Task goal => Find the word "Catalog" in the listing. Copy out each line where it occurs.

Records shown =>

────────

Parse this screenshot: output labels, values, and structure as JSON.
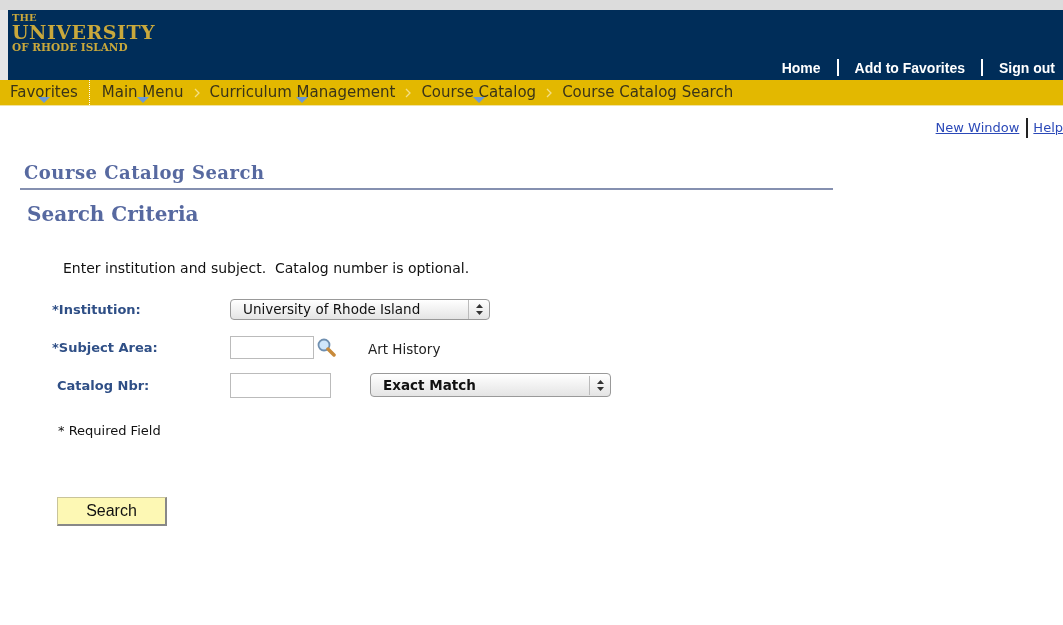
{
  "header": {
    "logo": [
      "THE",
      "UNIVERSITY",
      "OF RHODE ISLAND"
    ],
    "links": [
      "Home",
      "Add to Favorites",
      "Sign out"
    ]
  },
  "breadcrumb": [
    {
      "label": "Favorites",
      "menu": true
    },
    {
      "label": "Main Menu",
      "menu": true
    },
    {
      "label": "Curriculum Management",
      "menu": true
    },
    {
      "label": "Course Catalog",
      "menu": true
    },
    {
      "label": "Course Catalog Search",
      "menu": false
    }
  ],
  "page_links": [
    "New Window",
    "Help"
  ],
  "page_title": "Course Catalog Search",
  "section_title": "Search Criteria",
  "instructions": "Enter institution and subject.  Catalog number is optional.",
  "fields": [
    {
      "kind": "select",
      "label": "*Institution:",
      "value": "University of Rhode Island"
    },
    {
      "kind": "lookup",
      "label": "*Subject Area:",
      "description": "Art History"
    },
    {
      "kind": "text_operator",
      "label": "Catalog Nbr:",
      "operator": "Exact Match"
    }
  ],
  "required_note": "* Required Field",
  "search_button": "Search"
}
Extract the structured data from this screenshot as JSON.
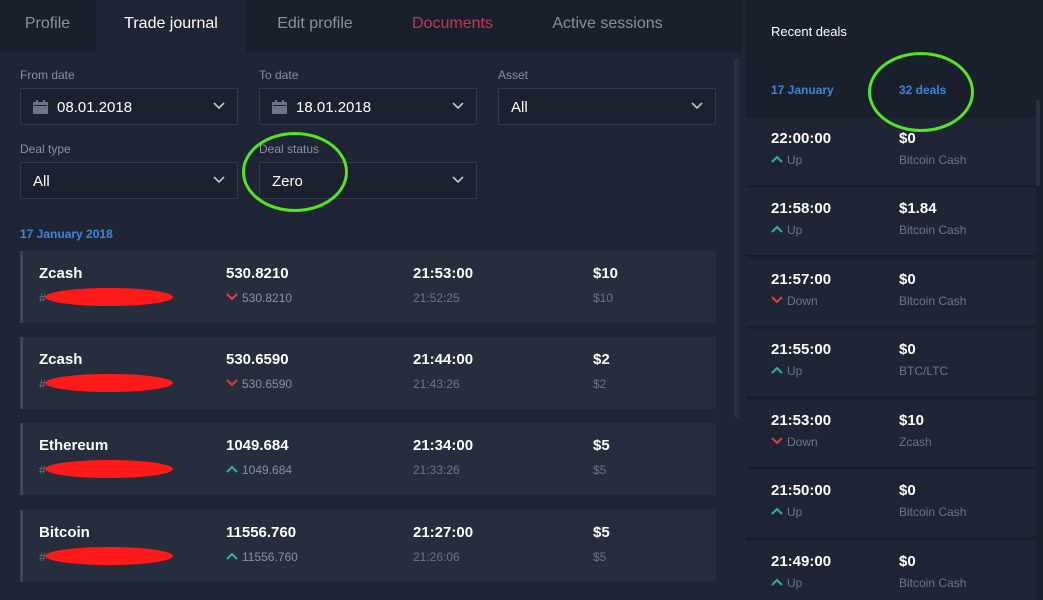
{
  "tabs": [
    {
      "label": "Profile"
    },
    {
      "label": "Trade journal"
    },
    {
      "label": "Edit profile"
    },
    {
      "label": "Documents"
    },
    {
      "label": "Active sessions"
    }
  ],
  "filters": {
    "from_date": {
      "label": "From date",
      "value": "08.01.2018"
    },
    "to_date": {
      "label": "To date",
      "value": "18.01.2018"
    },
    "asset": {
      "label": "Asset",
      "value": "All"
    },
    "deal_type": {
      "label": "Deal type",
      "value": "All"
    },
    "deal_status": {
      "label": "Deal status",
      "value": "Zero"
    }
  },
  "journal": {
    "date_header": "17 January 2018",
    "rows": [
      {
        "asset": "Zcash",
        "id_prefix": "#",
        "open_price": "530.8210",
        "close_price": "530.8210",
        "direction": "down",
        "close_time": "21:53:00",
        "open_time": "21:52:25",
        "amount": "$10",
        "payout": "$10"
      },
      {
        "asset": "Zcash",
        "id_prefix": "#",
        "open_price": "530.6590",
        "close_price": "530.6590",
        "direction": "down",
        "close_time": "21:44:00",
        "open_time": "21:43:26",
        "amount": "$2",
        "payout": "$2"
      },
      {
        "asset": "Ethereum",
        "id_prefix": "#",
        "open_price": "1049.684",
        "close_price": "1049.684",
        "direction": "up",
        "close_time": "21:34:00",
        "open_time": "21:33:26",
        "amount": "$5",
        "payout": "$5"
      },
      {
        "asset": "Bitcoin",
        "id_prefix": "#",
        "open_price": "11556.760",
        "close_price": "11556.760",
        "direction": "up",
        "close_time": "21:27:00",
        "open_time": "21:26:06",
        "amount": "$5",
        "payout": "$5"
      }
    ]
  },
  "recent": {
    "title": "Recent deals",
    "date": "17 January",
    "count": "32 deals",
    "deals": [
      {
        "time": "22:00:00",
        "direction": "Up",
        "amount": "$0",
        "asset": "Bitcoin Cash"
      },
      {
        "time": "21:58:00",
        "direction": "Up",
        "amount": "$1.84",
        "asset": "Bitcoin Cash"
      },
      {
        "time": "21:57:00",
        "direction": "Down",
        "amount": "$0",
        "asset": "Bitcoin Cash"
      },
      {
        "time": "21:55:00",
        "direction": "Up",
        "amount": "$0",
        "asset": "BTC/LTC"
      },
      {
        "time": "21:53:00",
        "direction": "Down",
        "amount": "$10",
        "asset": "Zcash"
      },
      {
        "time": "21:50:00",
        "direction": "Up",
        "amount": "$0",
        "asset": "Bitcoin Cash"
      },
      {
        "time": "21:49:00",
        "direction": "Up",
        "amount": "$0",
        "asset": "Bitcoin Cash"
      }
    ]
  },
  "colors": {
    "up": "#2bb58f",
    "down": "#d9443f",
    "accent": "#3a86d8",
    "highlight": "#55e51c",
    "redaction": "#ff1a1a"
  }
}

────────

Output for this exercise =>
      "label": "Course Catalog",
      "label": "Course Catalog Search",
  "page_title": "Course Catalog Search",
  "instructions": "Enter institution and subject.  Catalog number is optional.",
      "label": "Catalog Nbr:",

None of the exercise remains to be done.